Entries from a dataset of interfaces
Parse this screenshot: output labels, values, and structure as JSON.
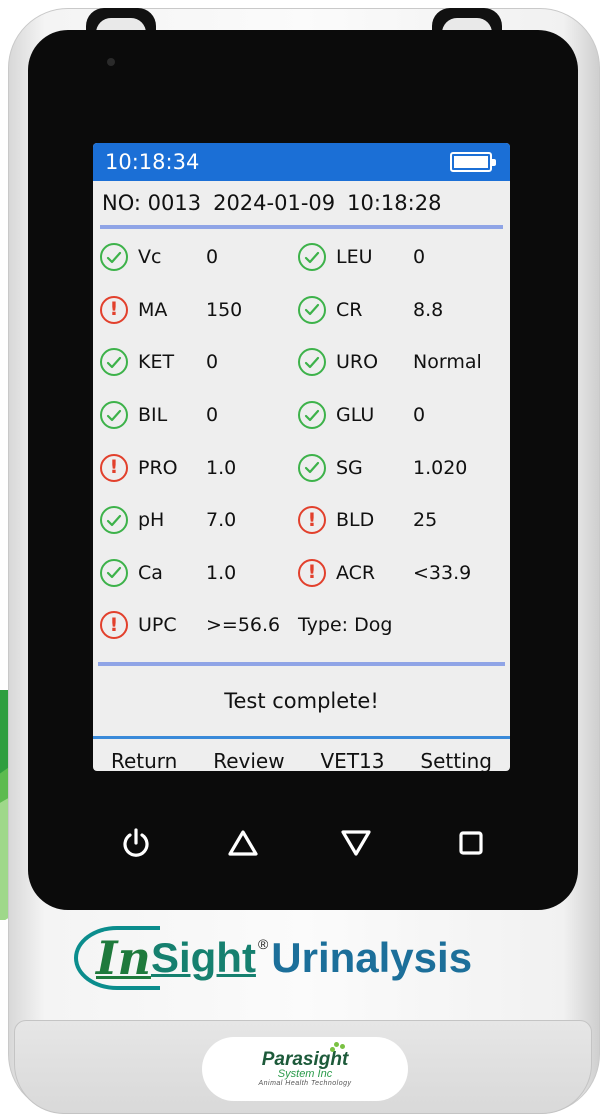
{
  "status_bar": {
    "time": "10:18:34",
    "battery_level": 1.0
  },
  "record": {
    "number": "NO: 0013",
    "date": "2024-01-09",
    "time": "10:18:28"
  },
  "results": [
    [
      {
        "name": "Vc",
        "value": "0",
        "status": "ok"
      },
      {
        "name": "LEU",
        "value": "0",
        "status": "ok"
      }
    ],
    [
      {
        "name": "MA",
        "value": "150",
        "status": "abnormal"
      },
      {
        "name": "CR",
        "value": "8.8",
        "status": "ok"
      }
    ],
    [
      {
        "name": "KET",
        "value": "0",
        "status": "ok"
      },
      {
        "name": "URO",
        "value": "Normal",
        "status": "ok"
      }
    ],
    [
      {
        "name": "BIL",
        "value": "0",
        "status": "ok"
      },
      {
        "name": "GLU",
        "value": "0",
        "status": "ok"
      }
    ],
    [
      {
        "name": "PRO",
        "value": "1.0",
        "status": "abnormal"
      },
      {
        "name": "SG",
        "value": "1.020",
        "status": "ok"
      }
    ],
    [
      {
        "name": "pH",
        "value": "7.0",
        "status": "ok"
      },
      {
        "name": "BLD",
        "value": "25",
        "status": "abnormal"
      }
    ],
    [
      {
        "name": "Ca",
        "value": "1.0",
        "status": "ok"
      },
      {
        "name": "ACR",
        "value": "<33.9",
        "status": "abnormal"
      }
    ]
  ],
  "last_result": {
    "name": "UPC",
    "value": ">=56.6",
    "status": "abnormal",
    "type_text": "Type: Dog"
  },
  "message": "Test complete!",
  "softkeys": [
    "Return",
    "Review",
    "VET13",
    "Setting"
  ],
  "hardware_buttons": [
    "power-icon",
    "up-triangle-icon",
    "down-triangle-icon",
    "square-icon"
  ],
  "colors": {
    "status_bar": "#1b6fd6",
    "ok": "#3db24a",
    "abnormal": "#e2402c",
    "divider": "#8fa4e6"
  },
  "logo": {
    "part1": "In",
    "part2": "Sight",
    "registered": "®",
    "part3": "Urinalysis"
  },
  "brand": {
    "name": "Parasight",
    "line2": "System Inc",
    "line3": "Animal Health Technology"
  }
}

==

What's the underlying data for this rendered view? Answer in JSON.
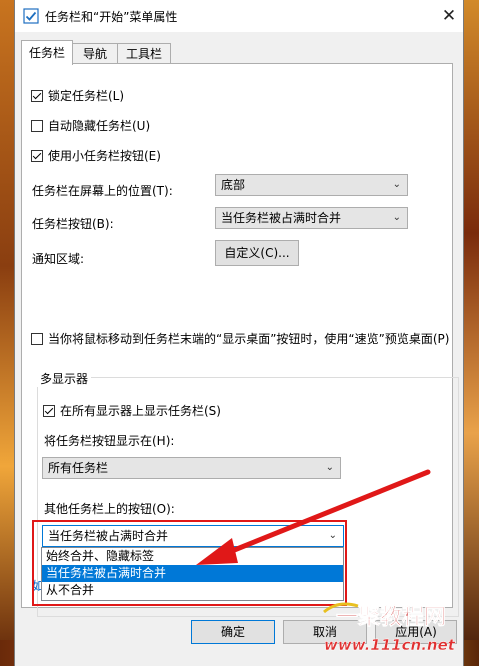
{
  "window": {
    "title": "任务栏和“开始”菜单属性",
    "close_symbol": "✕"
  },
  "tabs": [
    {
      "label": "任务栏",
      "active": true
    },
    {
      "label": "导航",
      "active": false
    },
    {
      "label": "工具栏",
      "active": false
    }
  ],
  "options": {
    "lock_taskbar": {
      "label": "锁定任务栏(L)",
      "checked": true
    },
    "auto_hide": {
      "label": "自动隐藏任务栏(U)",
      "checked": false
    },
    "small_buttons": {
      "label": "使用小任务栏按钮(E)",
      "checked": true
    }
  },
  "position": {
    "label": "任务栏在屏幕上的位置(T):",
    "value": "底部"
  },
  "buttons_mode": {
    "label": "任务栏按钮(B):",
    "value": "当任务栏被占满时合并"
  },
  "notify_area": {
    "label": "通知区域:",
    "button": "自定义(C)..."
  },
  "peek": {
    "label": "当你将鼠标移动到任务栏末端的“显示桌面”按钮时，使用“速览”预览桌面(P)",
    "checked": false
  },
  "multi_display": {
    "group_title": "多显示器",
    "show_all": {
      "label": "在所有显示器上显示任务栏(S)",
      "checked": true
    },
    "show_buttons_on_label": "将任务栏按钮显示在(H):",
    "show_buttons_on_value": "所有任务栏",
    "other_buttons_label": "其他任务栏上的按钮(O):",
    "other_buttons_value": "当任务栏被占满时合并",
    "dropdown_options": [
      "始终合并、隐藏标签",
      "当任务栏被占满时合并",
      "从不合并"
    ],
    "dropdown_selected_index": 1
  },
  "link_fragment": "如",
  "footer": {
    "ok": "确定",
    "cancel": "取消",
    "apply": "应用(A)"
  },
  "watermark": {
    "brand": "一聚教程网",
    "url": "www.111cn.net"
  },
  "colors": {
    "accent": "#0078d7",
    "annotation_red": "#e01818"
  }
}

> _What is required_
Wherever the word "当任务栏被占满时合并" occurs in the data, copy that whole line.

> _Written response_
    "value": "当任务栏被占满时合并"
    "other_buttons_value": "当任务栏被占满时合并",
      "当任务栏被占满时合并",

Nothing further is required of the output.